CMS Proposes 9% Cut to Medicare Therapy Rates, Threatening PT, OT, Speech Services in Nursing Homes

The federal government is proposing a range of reductions to Medicare reimbursement for various Part B therapy services as part of its Medicare Physician Fee Schedule for the calendar year 2021, including physical, occupational and speech-language services in skilled nursing facilities.

The fee schedule was announced by the Centers for Medicare & Medicaid Services (CMS) as part of a proposal to permanently extend some telehealth waivers.

The formal announcement came on Monday, in conjunction with an executive order from President Trump requiring the Department of Health and Human Services to review all the telehealth waivers implemented as part of the COVID-19 public health emergency.


Under the proposed fee schedule, Medicare Part B reimbursement for physical therapy (PT) and occupational therapy (OT) would see an overall reduction of 9%, and though it’s not clear where speech would fall under the changes, it’s concerning for therapists already grappling with the pandemic, according to Cynthia Morton, executive vice president for the National Association for the Support of Long-Term Care (NASL).

This will affect therapists providing services for patients in skilled nursing facilities who have finished their Medicare Part A coverage and have their services covered by Medicare Part B, while either private pay or Medicaid covers room and board.

“CMS … as far as we can tell, hasn’t really taken into account that nursing facilities bill the majority of PT and OT and speech therapy codes,” Morton told Skilled Nursing News on Tuesday. “Of all the settings that bill Part B therapy, nursing facilities bill the most.”


According to Morton, the 9% cut is actually an increase over an earlier estimate where the cut came in at 8%. The cut to Part B therapy rates stems from the need to keep the Physician Fee Schedule budget-neutral, meaning that CMS can only spend a certain amount on services paid under the schedule per year.

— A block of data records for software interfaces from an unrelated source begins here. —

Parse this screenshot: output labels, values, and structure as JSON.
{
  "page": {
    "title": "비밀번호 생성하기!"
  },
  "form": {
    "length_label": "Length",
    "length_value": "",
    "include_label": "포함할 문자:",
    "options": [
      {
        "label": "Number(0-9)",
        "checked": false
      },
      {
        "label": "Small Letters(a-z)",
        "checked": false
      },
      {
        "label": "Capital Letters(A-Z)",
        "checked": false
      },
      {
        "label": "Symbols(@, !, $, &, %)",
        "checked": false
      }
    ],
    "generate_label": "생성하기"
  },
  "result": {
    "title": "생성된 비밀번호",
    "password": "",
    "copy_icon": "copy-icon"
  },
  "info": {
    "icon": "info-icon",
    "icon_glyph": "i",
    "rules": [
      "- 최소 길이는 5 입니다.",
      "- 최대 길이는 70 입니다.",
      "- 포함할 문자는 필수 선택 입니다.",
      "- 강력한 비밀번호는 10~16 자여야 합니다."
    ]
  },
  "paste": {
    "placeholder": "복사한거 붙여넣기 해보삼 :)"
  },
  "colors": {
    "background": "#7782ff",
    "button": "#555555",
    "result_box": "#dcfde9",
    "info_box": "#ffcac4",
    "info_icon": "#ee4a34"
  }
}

The agency proposed the cuts to offset increases to payments for primary care physicians, according to a release from the American Physical Therapy Association (APTA), the American Occupational Therapy Association (AOTA), and the American Speech-Language-Hearing Association (ASHA).

The three groups said they “strongly oppose” the cuts, which are slated to take effect on January 1, 2021, and called on Congress and CMS to implement the increases to primary care in a way that does not reduce payments for other providers.

“Physical therapy providers, occupational therapy providers, speech-language pathologists, and audiologists are facing between a 7% and 9% cut to Medicare payment, despite ongoing advocacy with Congress, the Department of Health and Human Services, CMS, and the Office of Management and Budget,” the groups said.

In its own release, ASHA noted that speech-language pathologists face a 9% cut, “which would translate into significant reductions in therapy services for a range of communication, cognition, and swallowing problems common in seniors.”

There were some upsides for therapists within the proposal: If finalized, maintenance therapy can be provided by therapy assistants, Morton noted, a move that would making permanent a pandemic-era waiver. CMS is asking for comment on whether some of the therapy codes that could be provided through telehealth during the public health emergency should continue to be allowed through that method for the rest of the year.

The NASL has asked for a postponement of the cuts, Morton said, as the SNF sector cannot sustain the cuts to therapy that the proposed reduction would entail.

“Right now, we’re struggling to find therapists,” she said. “We want to keep people safe. We’ve been trying to, in many instances, utilize telehealth in order to keep the avenue of access open to patients, to keep services flowing to get them better. This cut is going to make that very, very difficult.”

Companies featured in this article:

, , , ,